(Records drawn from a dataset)
□ □ □ □ □

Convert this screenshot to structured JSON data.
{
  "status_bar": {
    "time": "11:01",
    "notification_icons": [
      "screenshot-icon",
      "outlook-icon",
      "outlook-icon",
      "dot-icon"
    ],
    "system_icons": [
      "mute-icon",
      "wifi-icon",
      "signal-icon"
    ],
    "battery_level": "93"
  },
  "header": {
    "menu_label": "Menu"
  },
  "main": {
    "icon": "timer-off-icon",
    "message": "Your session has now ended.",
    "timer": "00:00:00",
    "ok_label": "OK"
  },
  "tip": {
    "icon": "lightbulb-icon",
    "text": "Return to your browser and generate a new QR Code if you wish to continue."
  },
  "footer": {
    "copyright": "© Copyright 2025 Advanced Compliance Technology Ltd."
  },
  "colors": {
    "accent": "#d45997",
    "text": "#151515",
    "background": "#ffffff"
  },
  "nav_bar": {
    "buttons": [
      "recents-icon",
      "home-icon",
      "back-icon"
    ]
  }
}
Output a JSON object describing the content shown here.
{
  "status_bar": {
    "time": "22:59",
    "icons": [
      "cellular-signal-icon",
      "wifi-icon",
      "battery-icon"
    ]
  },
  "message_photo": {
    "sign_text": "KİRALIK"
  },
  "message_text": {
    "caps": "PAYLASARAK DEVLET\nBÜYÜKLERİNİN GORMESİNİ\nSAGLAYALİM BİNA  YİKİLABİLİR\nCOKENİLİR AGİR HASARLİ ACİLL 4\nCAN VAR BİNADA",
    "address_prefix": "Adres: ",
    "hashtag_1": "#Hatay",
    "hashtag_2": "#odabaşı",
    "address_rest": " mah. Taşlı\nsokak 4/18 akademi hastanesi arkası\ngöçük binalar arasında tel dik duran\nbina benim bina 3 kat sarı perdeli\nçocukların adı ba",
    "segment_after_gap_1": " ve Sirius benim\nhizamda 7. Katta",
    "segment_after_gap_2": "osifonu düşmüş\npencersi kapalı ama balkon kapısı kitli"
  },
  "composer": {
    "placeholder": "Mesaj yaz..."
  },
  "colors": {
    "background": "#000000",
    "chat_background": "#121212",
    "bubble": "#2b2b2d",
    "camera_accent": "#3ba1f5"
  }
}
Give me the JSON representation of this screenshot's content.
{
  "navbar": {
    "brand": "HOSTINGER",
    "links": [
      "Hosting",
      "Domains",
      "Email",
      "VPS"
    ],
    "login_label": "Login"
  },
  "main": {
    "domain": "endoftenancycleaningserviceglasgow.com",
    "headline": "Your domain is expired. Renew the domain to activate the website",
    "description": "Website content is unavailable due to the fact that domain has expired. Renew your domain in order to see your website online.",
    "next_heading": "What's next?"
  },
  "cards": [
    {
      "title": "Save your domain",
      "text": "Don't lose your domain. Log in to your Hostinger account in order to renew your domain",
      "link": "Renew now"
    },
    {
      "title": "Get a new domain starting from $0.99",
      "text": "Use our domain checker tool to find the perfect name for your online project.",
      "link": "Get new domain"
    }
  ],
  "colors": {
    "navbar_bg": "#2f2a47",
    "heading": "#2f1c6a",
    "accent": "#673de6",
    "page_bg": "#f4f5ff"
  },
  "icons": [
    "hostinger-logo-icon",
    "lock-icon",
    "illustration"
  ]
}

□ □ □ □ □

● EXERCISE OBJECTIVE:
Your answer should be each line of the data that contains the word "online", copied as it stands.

● EXPECTED OUTPUT:
    "description": "Website content is unavailable due to the fact that domain has expired. Renew your domain in order to see your website online.",
      "text": "Use our domain checker tool to find the perfect name for your online project.",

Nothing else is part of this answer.